There’s no doubt that the Riverside Recreation Department needs more room. With just a minimum of office space within the old water tower pump house downtown, the Rec Department rented space wherever it could?”schools, churches, you name it.
As a result the decision to give the Rec Department more space within the building it has called home for years makes a lot of sense. And there are many, we’re sure, who won’t disagree with relegating the Riverside Historical Museum to its current home in the east well house next door while giving it marginally more room for research and exhibits in the now-available west well house.
After all, the Recreation Department visibly serves many, many more people each year than the museum. It wouldn’t be out of line to say that there are many people who view the history museum as a curiosity, if they have ever viewed it at all.
The deal recently worked out between the Parks and Historical commissions in one respect is hopeful, since it recognizes the value of history and the appropriateness of the pump house as the eventual site for the Riverside History Museum.
But while moving the Rec Department into the pump house as an interim measure looks like a great idea on its face, there’s a gnawing feeling that this is going to end up being more or less a permanent situation.
Two things are going to have to happen for the ideal solution?”a new community center for the Rec department and a pump house museum for the Historical Commission?”to happen. Money and more money.
Where is that money going to come from? Residents, of course. And who’s going to lead that charge? Residents, definitely.
In fact, Village President Harold J. Wiaduck Jr. commented Monday that he didn’t see “a strong movement afoot” to build a new community center. At this point, it doesn’t appear that a strong movement is going to originate at the board level.
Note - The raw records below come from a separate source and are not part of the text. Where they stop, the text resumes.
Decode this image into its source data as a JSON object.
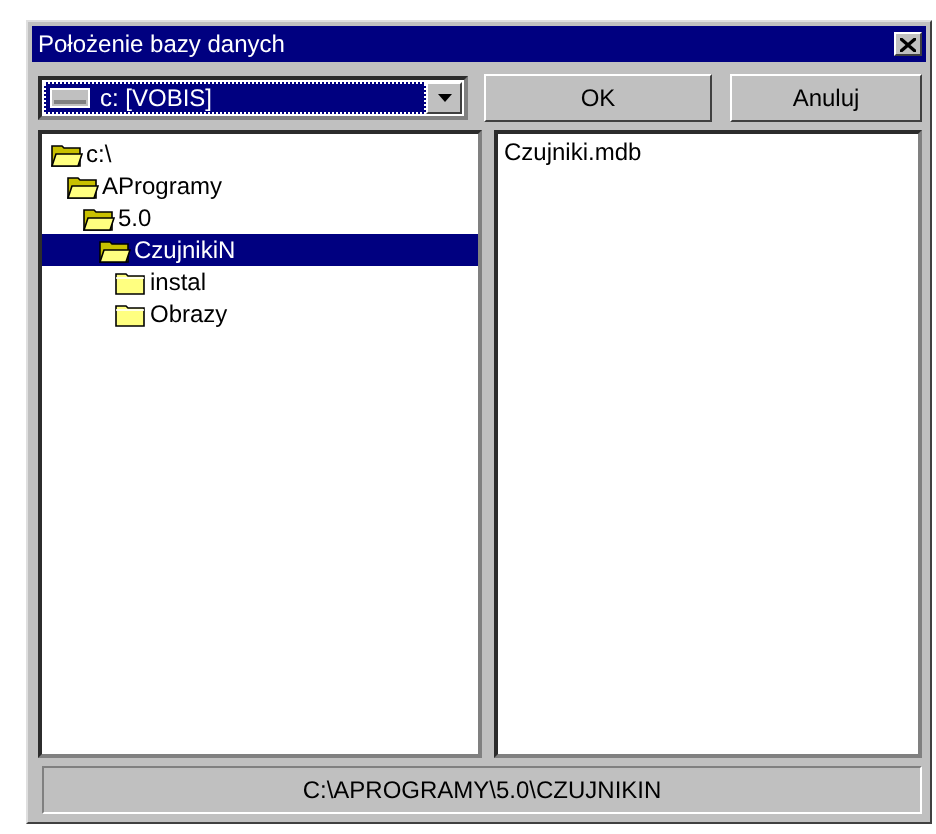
{
  "window": {
    "title": "Położenie bazy danych"
  },
  "drive": {
    "value": "c: [VOBIS]"
  },
  "buttons": [
    "OK",
    "Anuluj"
  ],
  "tree": [
    {
      "label": "c:\\",
      "open": true,
      "selected": false,
      "children": [
        {
          "label": "AProgramy",
          "open": true,
          "selected": false,
          "children": [
            {
              "label": "5.0",
              "open": true,
              "selected": false,
              "children": [
                {
                  "label": "CzujnikiN",
                  "open": true,
                  "selected": true,
                  "children": [
                    {
                      "label": "instal",
                      "open": false,
                      "selected": false
                    },
                    {
                      "label": "Obrazy",
                      "open": false,
                      "selected": false
                    }
                  ]
                }
              ]
            }
          ]
        }
      ]
    }
  ],
  "files": [
    {
      "name": "Czujniki.mdb",
      "selected": false
    }
  ],
  "status_bar": "C:\\APROGRAMY\\5.0\\CZUJNIKIN"
}
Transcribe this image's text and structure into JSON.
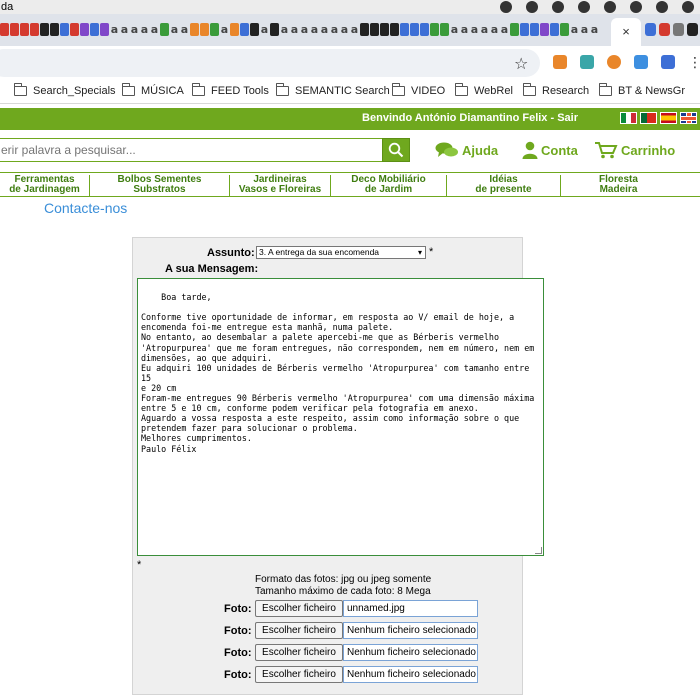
{
  "browser": {
    "app_title": "da",
    "tab_close": "×",
    "star": "☆",
    "menu": "⋮"
  },
  "bookmarks": [
    {
      "label": "Search_Specials"
    },
    {
      "label": "MÚSICA"
    },
    {
      "label": "FEED Tools"
    },
    {
      "label": "SEMANTIC Search"
    },
    {
      "label": "VIDEO"
    },
    {
      "label": "WebRel"
    },
    {
      "label": "Research"
    },
    {
      "label": "BT & NewsGr"
    }
  ],
  "site": {
    "welcome": "Benvindo António Diamantino Felix - Sair",
    "search_placeholder": "erir palavra a pesquisar...",
    "help": "Ajuda",
    "account": "Conta",
    "cart": "Carrinho",
    "accent_color": "#6fa81e",
    "categories": [
      {
        "line1": "Ferramentas",
        "line2": "de Jardinagem"
      },
      {
        "line1": "Bolbos Sementes",
        "line2": "Substratos"
      },
      {
        "line1": "Jardineiras",
        "line2": "Vasos e Floreiras"
      },
      {
        "line1": "Deco Mobiliário",
        "line2": "de Jardim"
      },
      {
        "line1": "Idéias",
        "line2": "de presente"
      },
      {
        "line1": "Floresta",
        "line2": "Madeira"
      }
    ],
    "page_title": "Contacte-nos"
  },
  "form": {
    "subject_label": "Assunto:",
    "subject_value": "3. A entrega da sua encomenda",
    "message_label": "A sua Mensagem:",
    "message": "Boa tarde,\n\nConforme tive oportunidade de informar, em resposta ao V/ email de hoje, a\nencomenda foi-me entregue esta manhã, numa palete.\nNo entanto, ao desembalar a palete apercebi-me que as Bérberis vermelho\n'Atropurpurea' que me foram entregues, não correspondem, nem em número, nem em\ndimensões, ao que adquiri.\nEu adquiri 100 unidades de Bérberis vermelho 'Atropurpurea' com tamanho entre 15\ne 20 cm\nForam-me entregues 90 Bérberis vermelho 'Atropurpurea' com uma dimensão máxima\nentre 5 e 10 cm, conforme podem verificar pela fotografia em anexo.\nAguardo a vossa resposta a este respeito, assim como informação sobre o que\npretendem fazer para solucionar o problema.\nMelhores cumprimentos.\nPaulo Félix",
    "required_mark": "*",
    "photo_format": "Formato das fotos: jpg ou jpeg somente",
    "photo_size": "Tamanho máximo de cada foto: 8 Mega",
    "photos": [
      {
        "label": "Foto:",
        "button": "Escolher ficheiro",
        "file": "unnamed.jpg"
      },
      {
        "label": "Foto:",
        "button": "Escolher ficheiro",
        "file": "Nenhum ficheiro selecionado"
      },
      {
        "label": "Foto:",
        "button": "Escolher ficheiro",
        "file": "Nenhum ficheiro selecionado"
      },
      {
        "label": "Foto:",
        "button": "Escolher ficheiro",
        "file": "Nenhum ficheiro selecionado"
      }
    ]
  }
}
This is going to have to come from voters, demanding better recreational facilities and also a better and more visible museum.
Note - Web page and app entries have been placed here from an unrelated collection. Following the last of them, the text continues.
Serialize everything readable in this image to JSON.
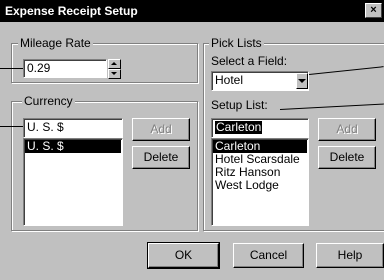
{
  "window": {
    "title": "Expense Receipt Setup",
    "close_label": "×"
  },
  "mileage": {
    "legend": "Mileage Rate",
    "value": "0.29"
  },
  "currency": {
    "legend": "Currency",
    "input_value": "U. S. $",
    "items": [
      "U. S. $"
    ],
    "add_label": "Add",
    "delete_label": "Delete"
  },
  "picklists": {
    "legend": "Pick Lists",
    "field_label": "Select a Field:",
    "field_value": "Hotel",
    "setup_label": "Setup List:",
    "setup_input": "Carleton",
    "items": [
      "Carleton",
      "Hotel Scarsdale",
      "Ritz Hanson",
      "West Lodge"
    ],
    "add_label": "Add",
    "delete_label": "Delete"
  },
  "buttons": {
    "ok": "OK",
    "cancel": "Cancel",
    "help": "Help"
  }
}
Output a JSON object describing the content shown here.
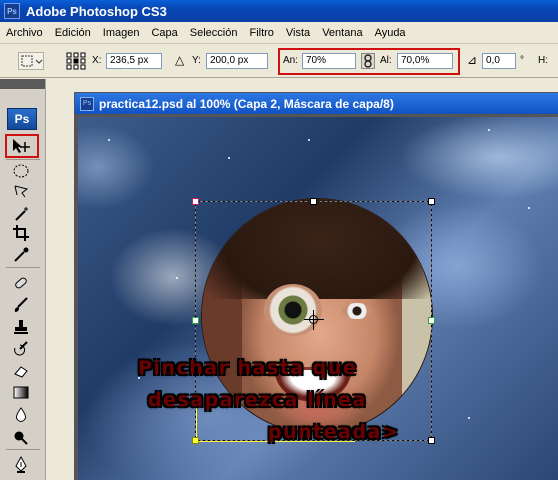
{
  "app": {
    "title": "Adobe Photoshop CS3",
    "logo_text": "Ps"
  },
  "menu": [
    "Archivo",
    "Edición",
    "Imagen",
    "Capa",
    "Selección",
    "Filtro",
    "Vista",
    "Ventana",
    "Ayuda"
  ],
  "options": {
    "x_label": "X:",
    "x_value": "236,5 px",
    "y_label": "Y:",
    "y_value": "200,0 px",
    "width_label": "An:",
    "width_value": "70%",
    "height_label": "Al:",
    "height_value": "70,0%",
    "rotate_value": "0,0",
    "angle_unit": "°",
    "hskew_label": "H:"
  },
  "document": {
    "title": "practica12.psd al 100% (Capa 2, Máscara de capa/8)",
    "icon_text": "Ps"
  },
  "annotation": {
    "line1": "Pinchar hasta que",
    "line2": "desaparezca línea",
    "line3": "punteada>"
  },
  "colors": {
    "highlight": "#d01010",
    "annotation_text": "#6b0000",
    "selection_yellow": "#ffff40"
  },
  "icons": [
    "move-tool-icon",
    "marquee-tool-icon",
    "lasso-tool-icon",
    "magic-wand-icon",
    "crop-tool-icon",
    "eyedropper-icon",
    "healing-brush-icon",
    "brush-tool-icon",
    "clone-stamp-icon",
    "history-brush-icon",
    "eraser-icon",
    "gradient-tool-icon",
    "blur-tool-icon",
    "dodge-tool-icon",
    "pen-tool-icon",
    "link-chain-icon",
    "rotate-angle-icon"
  ]
}
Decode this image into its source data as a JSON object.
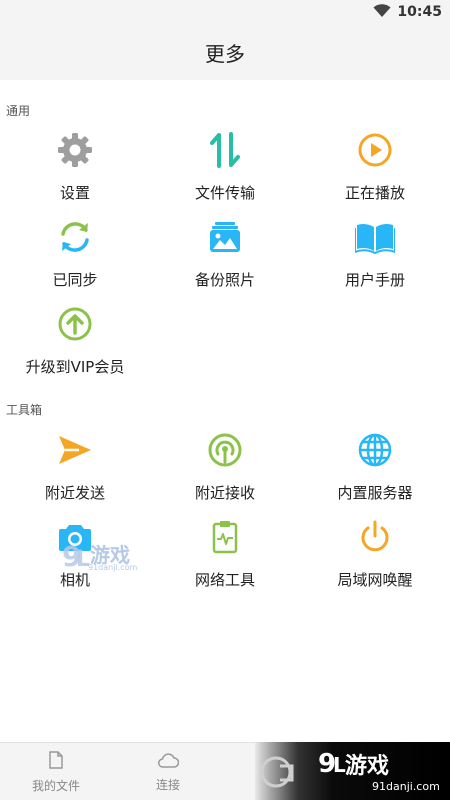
{
  "status_bar": {
    "time": "10:45"
  },
  "header": {
    "title": "更多"
  },
  "sections": [
    {
      "label": "通用",
      "items": [
        {
          "label": "设置",
          "icon": "gear-icon",
          "color": "#9e9e9e"
        },
        {
          "label": "文件传输",
          "icon": "transfer-arrows-icon",
          "color": "#26bfa5"
        },
        {
          "label": "正在播放",
          "icon": "play-circle-icon",
          "color": "#f5a623"
        },
        {
          "label": "已同步",
          "icon": "sync-icon",
          "color": "#29b6f6"
        },
        {
          "label": "备份照片",
          "icon": "photo-backup-icon",
          "color": "#29b6f6"
        },
        {
          "label": "用户手册",
          "icon": "book-icon",
          "color": "#29b6f6"
        },
        {
          "label": "升级到VIP会员",
          "icon": "upgrade-arrow-icon",
          "color": "#8bc34a"
        }
      ]
    },
    {
      "label": "工具箱",
      "items": [
        {
          "label": "附近发送",
          "icon": "send-icon",
          "color": "#f5a623"
        },
        {
          "label": "附近接收",
          "icon": "receive-signal-icon",
          "color": "#8bc34a"
        },
        {
          "label": "内置服务器",
          "icon": "globe-icon",
          "color": "#29b6f6"
        },
        {
          "label": "相机",
          "icon": "camera-icon",
          "color": "#29b6f6"
        },
        {
          "label": "网络工具",
          "icon": "clipboard-pulse-icon",
          "color": "#8bc34a"
        },
        {
          "label": "局域网唤醒",
          "icon": "power-icon",
          "color": "#f5a623"
        }
      ]
    }
  ],
  "bottom_nav": [
    {
      "label": "我的文件",
      "icon": "file-icon"
    },
    {
      "label": "连接",
      "icon": "cloud-icon"
    }
  ],
  "watermark": {
    "brand": "游戏",
    "site": "91danji.com"
  },
  "overlay": {
    "brand": "游戏",
    "site": "91danji.com"
  }
}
While the current stop-gap solution addresses at least one of the two needs, it’s our hope that the museum’s needs won’t get buried.
If there is a commitment to the museum, it ought to be serious. What differentiates Riverside from other communities is the fact that it has a history so rich and so important that it, in fact, deserves a museum. But its current facility is woefully inadequate.
If ever a “strong movement” gains momentum to build a new community center, we would hope that it would be coupled with a desire to create the museum this village deserves. In the meantime, we are left hoping that such a movement will gain some momentum and that the deal worked out Monday does not become final.